*** Opening of Data in this exercise ***

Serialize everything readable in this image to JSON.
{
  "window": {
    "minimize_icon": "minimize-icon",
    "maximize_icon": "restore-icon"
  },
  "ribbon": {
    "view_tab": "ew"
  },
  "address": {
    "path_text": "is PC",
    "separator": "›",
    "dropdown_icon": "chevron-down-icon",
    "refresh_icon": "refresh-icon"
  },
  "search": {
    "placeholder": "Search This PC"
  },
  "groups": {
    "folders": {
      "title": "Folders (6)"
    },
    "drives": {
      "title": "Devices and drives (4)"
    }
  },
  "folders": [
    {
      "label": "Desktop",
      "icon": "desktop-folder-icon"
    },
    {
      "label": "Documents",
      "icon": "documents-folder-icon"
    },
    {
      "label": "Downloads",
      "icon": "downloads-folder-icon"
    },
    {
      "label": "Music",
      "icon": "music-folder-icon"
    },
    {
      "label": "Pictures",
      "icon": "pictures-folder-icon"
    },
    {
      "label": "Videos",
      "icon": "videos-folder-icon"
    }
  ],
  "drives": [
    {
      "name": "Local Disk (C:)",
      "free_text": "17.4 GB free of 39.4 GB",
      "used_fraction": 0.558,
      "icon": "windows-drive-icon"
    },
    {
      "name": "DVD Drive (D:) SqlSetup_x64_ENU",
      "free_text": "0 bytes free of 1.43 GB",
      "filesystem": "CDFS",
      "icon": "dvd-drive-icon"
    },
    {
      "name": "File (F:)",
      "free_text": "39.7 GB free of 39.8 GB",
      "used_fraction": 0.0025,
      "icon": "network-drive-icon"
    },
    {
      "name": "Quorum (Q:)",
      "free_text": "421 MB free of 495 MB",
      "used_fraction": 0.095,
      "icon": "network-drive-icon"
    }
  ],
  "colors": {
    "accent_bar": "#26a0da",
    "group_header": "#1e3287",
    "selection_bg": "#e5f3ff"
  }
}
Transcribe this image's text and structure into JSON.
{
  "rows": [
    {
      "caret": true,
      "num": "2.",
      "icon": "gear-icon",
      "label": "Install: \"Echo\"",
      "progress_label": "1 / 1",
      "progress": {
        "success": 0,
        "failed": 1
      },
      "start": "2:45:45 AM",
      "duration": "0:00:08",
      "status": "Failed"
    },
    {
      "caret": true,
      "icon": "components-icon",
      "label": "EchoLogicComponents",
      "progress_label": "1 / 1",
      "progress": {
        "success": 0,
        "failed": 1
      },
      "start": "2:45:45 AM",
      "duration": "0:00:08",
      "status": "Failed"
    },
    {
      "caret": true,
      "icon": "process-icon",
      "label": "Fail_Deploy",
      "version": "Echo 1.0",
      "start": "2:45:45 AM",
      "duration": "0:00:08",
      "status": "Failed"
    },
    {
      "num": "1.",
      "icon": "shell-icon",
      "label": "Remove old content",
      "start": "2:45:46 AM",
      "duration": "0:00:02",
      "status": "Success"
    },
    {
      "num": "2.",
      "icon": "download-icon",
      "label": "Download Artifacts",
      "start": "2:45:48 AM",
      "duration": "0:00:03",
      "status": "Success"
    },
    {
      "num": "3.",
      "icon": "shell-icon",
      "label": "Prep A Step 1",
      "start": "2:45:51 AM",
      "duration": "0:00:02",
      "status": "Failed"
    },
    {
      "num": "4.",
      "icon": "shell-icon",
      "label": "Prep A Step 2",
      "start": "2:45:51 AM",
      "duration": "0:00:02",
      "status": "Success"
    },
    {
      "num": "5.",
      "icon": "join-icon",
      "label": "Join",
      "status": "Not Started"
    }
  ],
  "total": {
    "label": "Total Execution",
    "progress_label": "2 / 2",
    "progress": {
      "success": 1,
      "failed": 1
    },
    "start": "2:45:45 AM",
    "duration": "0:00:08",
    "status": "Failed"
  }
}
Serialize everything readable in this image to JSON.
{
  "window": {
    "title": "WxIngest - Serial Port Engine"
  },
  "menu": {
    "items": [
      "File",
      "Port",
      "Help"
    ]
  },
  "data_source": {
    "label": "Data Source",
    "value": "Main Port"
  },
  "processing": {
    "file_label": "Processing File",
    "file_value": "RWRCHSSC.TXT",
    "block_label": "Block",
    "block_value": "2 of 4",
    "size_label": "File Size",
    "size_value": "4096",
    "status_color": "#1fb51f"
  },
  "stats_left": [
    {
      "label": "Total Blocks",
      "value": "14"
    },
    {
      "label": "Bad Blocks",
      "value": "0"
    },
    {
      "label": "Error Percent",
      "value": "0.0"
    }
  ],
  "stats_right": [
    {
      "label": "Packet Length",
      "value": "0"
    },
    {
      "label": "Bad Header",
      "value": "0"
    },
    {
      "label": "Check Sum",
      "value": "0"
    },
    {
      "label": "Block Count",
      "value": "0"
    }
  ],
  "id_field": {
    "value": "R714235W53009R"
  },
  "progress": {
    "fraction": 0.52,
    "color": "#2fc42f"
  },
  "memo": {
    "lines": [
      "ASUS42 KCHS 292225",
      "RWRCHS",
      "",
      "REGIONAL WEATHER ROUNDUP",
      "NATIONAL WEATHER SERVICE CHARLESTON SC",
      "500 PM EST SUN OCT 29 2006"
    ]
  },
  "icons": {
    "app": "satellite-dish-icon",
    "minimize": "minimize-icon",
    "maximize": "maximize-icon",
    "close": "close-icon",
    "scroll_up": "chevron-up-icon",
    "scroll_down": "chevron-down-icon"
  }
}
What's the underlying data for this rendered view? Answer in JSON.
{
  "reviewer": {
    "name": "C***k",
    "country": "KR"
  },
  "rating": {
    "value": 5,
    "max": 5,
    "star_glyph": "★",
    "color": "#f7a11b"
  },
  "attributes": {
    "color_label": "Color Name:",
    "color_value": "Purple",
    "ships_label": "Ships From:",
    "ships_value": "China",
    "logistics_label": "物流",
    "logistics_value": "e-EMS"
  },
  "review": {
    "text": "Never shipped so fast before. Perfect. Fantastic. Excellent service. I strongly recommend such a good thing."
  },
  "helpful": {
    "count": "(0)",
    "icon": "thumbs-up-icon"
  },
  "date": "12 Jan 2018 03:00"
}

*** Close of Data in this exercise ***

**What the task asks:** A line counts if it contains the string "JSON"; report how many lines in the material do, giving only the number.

**Result below:** 4